● **WHAT YOU ARE ASKED TO DO**:
Where a line below holds the string "true", copy that line.

[Opening MATERIAL SHOWN section]

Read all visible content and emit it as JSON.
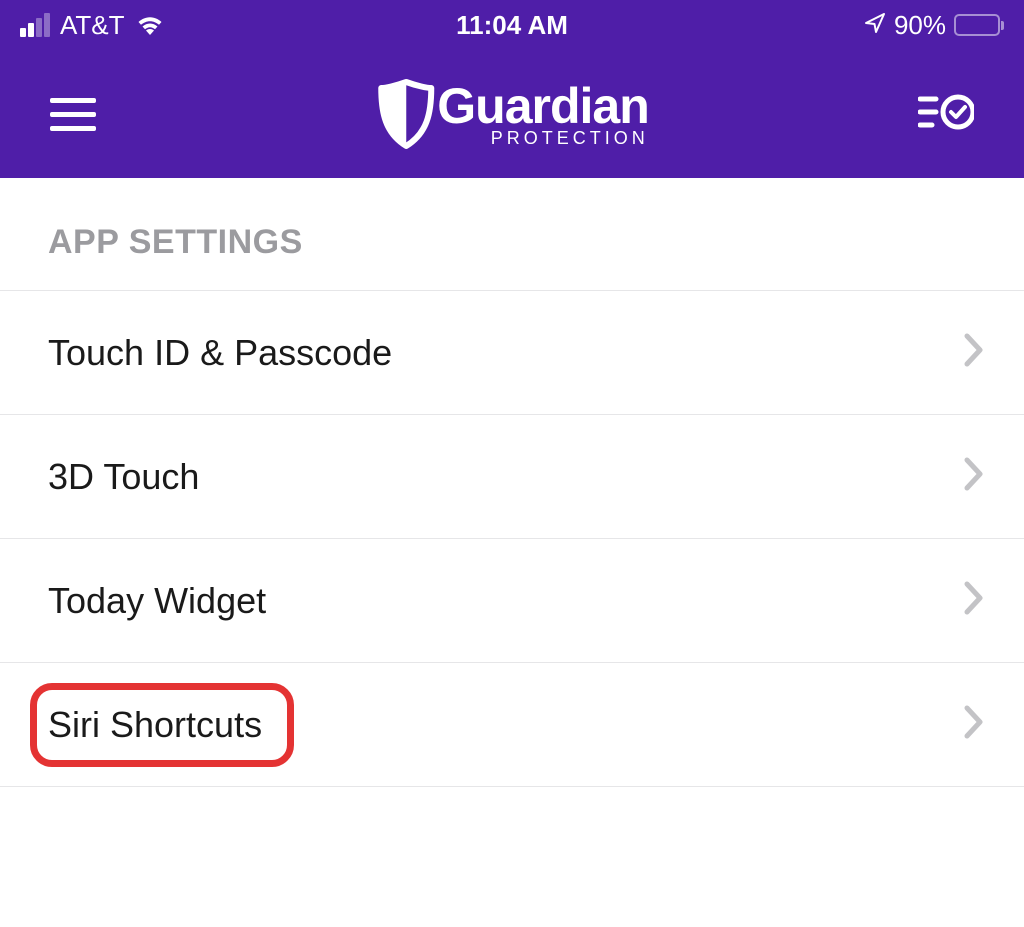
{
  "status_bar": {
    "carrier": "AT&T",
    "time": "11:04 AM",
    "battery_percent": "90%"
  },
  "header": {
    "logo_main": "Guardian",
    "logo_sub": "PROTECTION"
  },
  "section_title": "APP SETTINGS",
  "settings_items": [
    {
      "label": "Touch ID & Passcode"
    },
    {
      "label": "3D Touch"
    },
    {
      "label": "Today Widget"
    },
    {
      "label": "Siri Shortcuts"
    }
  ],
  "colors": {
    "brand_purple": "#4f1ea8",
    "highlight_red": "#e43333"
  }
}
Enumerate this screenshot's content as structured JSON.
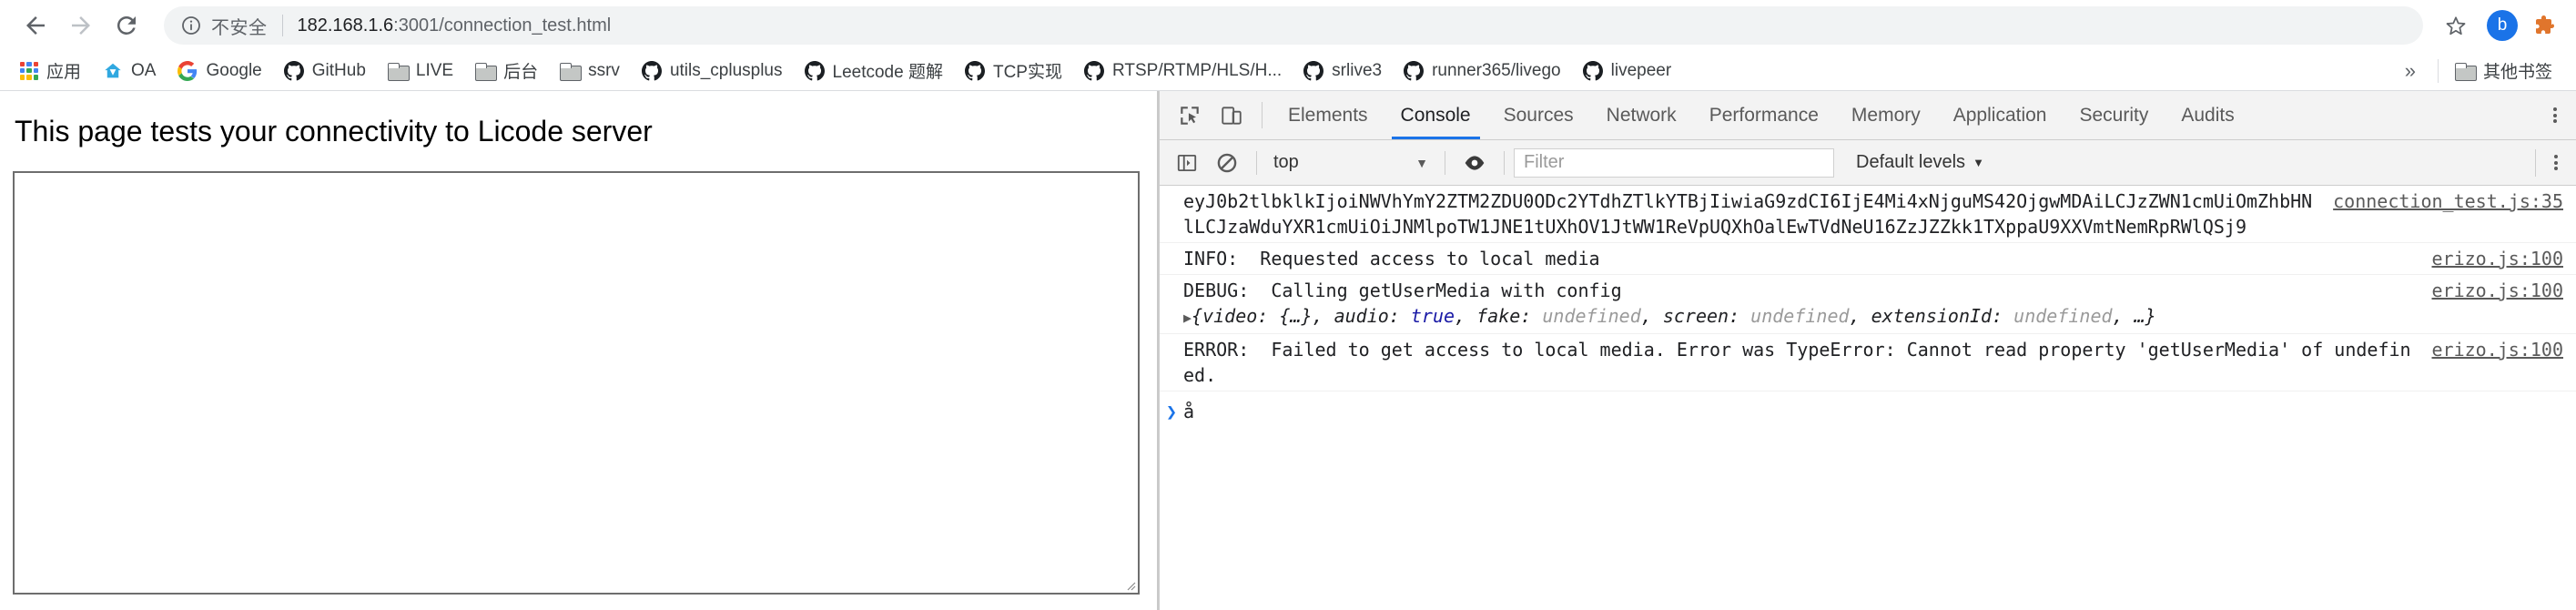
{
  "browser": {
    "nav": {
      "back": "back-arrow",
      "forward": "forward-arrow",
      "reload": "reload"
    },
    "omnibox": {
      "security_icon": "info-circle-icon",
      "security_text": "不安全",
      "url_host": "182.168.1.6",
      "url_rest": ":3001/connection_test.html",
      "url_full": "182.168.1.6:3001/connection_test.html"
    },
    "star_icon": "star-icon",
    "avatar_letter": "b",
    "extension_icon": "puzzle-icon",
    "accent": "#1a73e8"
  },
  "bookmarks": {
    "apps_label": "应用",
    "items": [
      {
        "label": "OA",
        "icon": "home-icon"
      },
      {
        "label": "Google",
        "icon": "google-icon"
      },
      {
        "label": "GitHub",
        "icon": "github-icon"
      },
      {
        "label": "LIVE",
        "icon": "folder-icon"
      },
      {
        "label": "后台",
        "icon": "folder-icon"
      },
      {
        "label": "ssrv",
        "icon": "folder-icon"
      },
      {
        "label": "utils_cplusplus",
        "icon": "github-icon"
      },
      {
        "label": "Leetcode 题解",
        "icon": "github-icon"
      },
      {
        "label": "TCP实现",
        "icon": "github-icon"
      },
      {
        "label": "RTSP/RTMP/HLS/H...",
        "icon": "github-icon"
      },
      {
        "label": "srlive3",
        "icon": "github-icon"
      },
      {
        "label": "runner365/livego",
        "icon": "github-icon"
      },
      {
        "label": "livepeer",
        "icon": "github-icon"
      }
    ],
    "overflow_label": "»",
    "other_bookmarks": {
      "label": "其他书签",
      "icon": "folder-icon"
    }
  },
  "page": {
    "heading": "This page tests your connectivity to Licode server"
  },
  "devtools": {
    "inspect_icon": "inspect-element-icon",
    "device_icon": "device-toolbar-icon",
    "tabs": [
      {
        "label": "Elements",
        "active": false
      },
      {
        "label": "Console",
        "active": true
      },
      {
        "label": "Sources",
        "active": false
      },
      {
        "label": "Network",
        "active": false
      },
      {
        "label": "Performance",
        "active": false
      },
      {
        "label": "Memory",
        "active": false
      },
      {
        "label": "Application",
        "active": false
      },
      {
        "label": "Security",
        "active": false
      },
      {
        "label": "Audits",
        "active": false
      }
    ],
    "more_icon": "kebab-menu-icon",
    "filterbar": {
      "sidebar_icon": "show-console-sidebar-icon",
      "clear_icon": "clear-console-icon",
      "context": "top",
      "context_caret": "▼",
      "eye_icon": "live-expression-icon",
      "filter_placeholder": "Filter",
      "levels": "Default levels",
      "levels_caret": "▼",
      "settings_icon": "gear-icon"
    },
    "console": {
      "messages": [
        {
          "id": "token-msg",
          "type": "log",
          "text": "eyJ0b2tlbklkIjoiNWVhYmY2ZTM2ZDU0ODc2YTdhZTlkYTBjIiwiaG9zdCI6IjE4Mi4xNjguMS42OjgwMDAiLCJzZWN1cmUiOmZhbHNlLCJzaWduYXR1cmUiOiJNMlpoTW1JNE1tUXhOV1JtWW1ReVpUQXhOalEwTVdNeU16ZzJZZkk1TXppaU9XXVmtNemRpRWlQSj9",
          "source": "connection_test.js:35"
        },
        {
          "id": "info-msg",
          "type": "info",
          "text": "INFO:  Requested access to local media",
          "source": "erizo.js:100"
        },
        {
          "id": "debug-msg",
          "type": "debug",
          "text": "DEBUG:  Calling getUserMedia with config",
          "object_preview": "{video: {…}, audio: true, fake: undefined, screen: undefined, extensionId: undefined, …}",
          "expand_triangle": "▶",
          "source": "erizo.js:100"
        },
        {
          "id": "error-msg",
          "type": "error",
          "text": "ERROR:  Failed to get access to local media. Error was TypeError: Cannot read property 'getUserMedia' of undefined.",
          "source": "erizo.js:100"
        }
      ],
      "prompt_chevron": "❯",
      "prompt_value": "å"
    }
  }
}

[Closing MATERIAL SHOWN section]
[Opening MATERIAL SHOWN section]

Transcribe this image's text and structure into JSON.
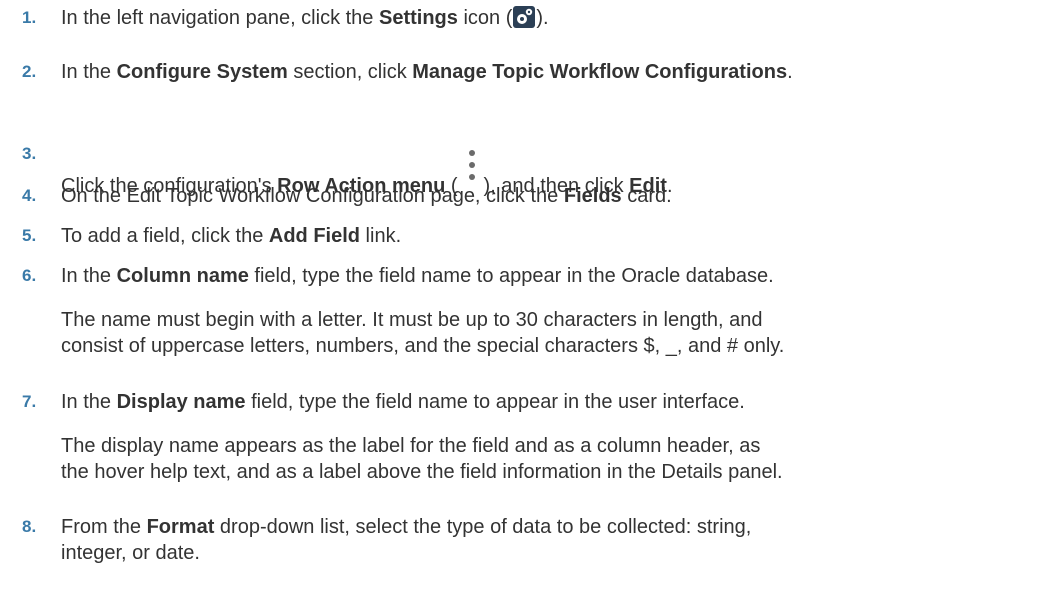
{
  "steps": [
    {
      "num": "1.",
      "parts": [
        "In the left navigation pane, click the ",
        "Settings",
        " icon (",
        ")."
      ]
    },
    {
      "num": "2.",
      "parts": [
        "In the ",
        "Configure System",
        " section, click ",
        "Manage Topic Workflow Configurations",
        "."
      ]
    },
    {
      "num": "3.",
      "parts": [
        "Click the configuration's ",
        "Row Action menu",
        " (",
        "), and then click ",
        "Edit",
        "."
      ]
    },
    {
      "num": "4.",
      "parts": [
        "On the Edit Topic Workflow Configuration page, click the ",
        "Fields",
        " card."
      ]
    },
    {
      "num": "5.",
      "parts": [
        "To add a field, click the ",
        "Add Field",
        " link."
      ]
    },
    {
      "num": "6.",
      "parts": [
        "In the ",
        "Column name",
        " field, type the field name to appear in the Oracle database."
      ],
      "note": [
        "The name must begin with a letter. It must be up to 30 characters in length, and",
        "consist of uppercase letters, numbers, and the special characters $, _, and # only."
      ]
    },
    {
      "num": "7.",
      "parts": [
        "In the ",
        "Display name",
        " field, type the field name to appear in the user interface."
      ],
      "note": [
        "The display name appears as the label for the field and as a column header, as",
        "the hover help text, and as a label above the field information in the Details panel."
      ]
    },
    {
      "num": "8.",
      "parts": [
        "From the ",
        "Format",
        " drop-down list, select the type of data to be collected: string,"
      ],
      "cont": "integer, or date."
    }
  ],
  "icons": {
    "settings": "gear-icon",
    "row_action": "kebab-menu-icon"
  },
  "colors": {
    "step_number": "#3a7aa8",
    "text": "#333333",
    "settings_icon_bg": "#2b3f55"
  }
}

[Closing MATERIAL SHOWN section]
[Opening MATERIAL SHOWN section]

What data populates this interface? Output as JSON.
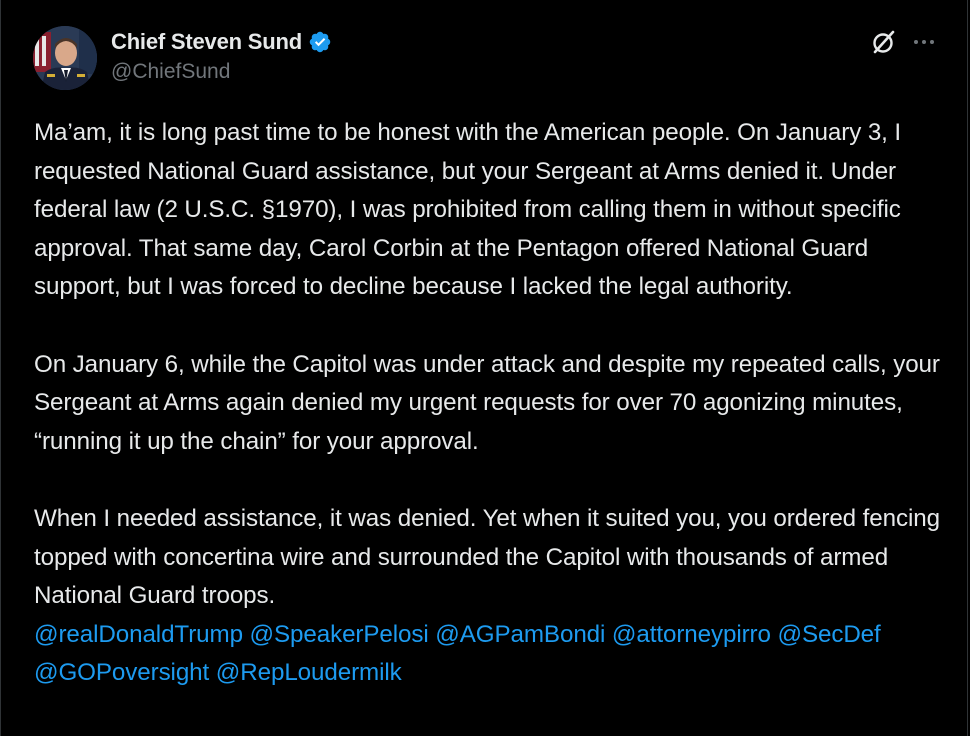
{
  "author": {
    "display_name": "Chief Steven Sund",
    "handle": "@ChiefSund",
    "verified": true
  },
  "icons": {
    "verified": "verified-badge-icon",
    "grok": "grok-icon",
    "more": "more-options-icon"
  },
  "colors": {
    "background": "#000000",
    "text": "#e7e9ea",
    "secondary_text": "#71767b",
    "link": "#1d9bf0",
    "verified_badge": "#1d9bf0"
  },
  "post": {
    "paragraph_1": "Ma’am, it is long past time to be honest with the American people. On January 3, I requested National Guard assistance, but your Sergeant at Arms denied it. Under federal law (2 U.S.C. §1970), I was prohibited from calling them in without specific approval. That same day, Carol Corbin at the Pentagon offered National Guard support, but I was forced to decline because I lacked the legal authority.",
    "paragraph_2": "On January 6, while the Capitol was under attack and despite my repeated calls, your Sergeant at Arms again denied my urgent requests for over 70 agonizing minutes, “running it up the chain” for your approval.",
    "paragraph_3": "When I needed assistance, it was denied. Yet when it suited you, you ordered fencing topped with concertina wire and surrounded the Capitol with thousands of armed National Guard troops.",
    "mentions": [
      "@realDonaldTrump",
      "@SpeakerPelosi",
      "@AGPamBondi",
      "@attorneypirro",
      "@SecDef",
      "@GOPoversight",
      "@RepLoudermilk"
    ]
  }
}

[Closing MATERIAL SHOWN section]

● **SOLUTION BELOW**:
        "active": true
          "object_preview": "{video: {…}, audio: true, fake: undefined, screen: undefined, extensionId: undefined, …}",
    "verified": true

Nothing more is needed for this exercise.